INT Program INT-19-2a

Nuclear Structure at the Crossroads

July 1 - August 2, 2019

Highlights Report

Organizers: Richard J. Furnstahl, Hans-Werner Hammer, Achim Schwenk

Effective Field Theories (EFTs) applied to nuclei and nuclear matter have had many phenomenological successes. In particular, nuclear interactions derived from chiral EFT and advances in nuclear many-body techniques have enabled rapid progress in ab initio nuclear structure calculations up to mass numbers A ~ 100. However, the limits in mass and density of this approach are currently not known and there are open issues regarding the convergence and power counting of chiral EFT. Alternative lower-resolution EFTs have shown advantages for particular aspects of nuclear structure and reactions while EFT for energy-density functionals has many open questions.
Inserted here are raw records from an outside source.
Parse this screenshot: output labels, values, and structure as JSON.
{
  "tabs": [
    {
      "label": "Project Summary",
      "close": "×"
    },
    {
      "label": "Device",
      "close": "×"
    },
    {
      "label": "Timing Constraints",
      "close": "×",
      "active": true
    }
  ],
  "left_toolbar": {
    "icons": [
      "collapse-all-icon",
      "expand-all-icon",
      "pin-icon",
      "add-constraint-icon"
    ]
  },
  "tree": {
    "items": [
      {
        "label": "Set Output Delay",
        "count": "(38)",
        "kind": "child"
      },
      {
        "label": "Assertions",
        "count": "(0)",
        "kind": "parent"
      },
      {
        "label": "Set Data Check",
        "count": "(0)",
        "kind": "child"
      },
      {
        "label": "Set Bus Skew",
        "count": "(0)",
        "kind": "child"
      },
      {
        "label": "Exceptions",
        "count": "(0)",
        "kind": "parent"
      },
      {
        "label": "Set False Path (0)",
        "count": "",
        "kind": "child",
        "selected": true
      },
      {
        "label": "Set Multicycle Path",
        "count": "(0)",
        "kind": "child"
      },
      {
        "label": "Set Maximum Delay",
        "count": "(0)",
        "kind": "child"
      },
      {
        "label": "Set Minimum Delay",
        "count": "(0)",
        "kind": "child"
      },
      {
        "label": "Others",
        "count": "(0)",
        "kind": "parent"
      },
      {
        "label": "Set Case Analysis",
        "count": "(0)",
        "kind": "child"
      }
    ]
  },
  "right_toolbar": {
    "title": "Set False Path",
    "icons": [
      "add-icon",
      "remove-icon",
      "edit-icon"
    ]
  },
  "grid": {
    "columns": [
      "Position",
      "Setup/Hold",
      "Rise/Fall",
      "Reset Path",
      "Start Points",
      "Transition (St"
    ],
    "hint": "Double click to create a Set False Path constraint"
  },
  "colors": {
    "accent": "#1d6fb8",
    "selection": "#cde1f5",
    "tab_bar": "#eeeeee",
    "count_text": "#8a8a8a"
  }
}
In the meantime, quantitative matching of QCD to nuclear EFT is becoming increasingly feasible. We are thus at a point where it is important to identify the priorities in moving forward in low-energy nuclear theory, i.e., at the "crossroads," particularly with respect to the role of effective field theory (EFT).

This 5-week program provided a meeting place for different approaches to nuclear structure with the goal of addressing open issues and priorities for future research. The program was divided into two topical blocks:

  • Foundations, advances and limits of EFTs for nuclei and nuclear matter
  • More effective EFTs, energy-density functionals, and lattice QCD

The vigorous discussions centered around a number of key questions:

  • Which degrees of freedom should be used for which observables?
  • Which Hamiltonians and currents should be used in ab initio calculations?
  • What are strengths and weaknesses of ab initio and other methods?
  • What are the status and perspectives of lattice QCD in nuclear physics?
  • How can we understand energy density functionals as an EFT?
  • What is the role of Bayesian statistical methods and uncertainty quantification in general?

The program identified important future calculations and paths forward. In addition, there was large consensus that uncertainty quantification for theory is essential and should be included in any future EFT calculation. We anticipate that the program has helped to focus the efforts in nuclear structure calculations using EFT and reevaluate the priorities in the field.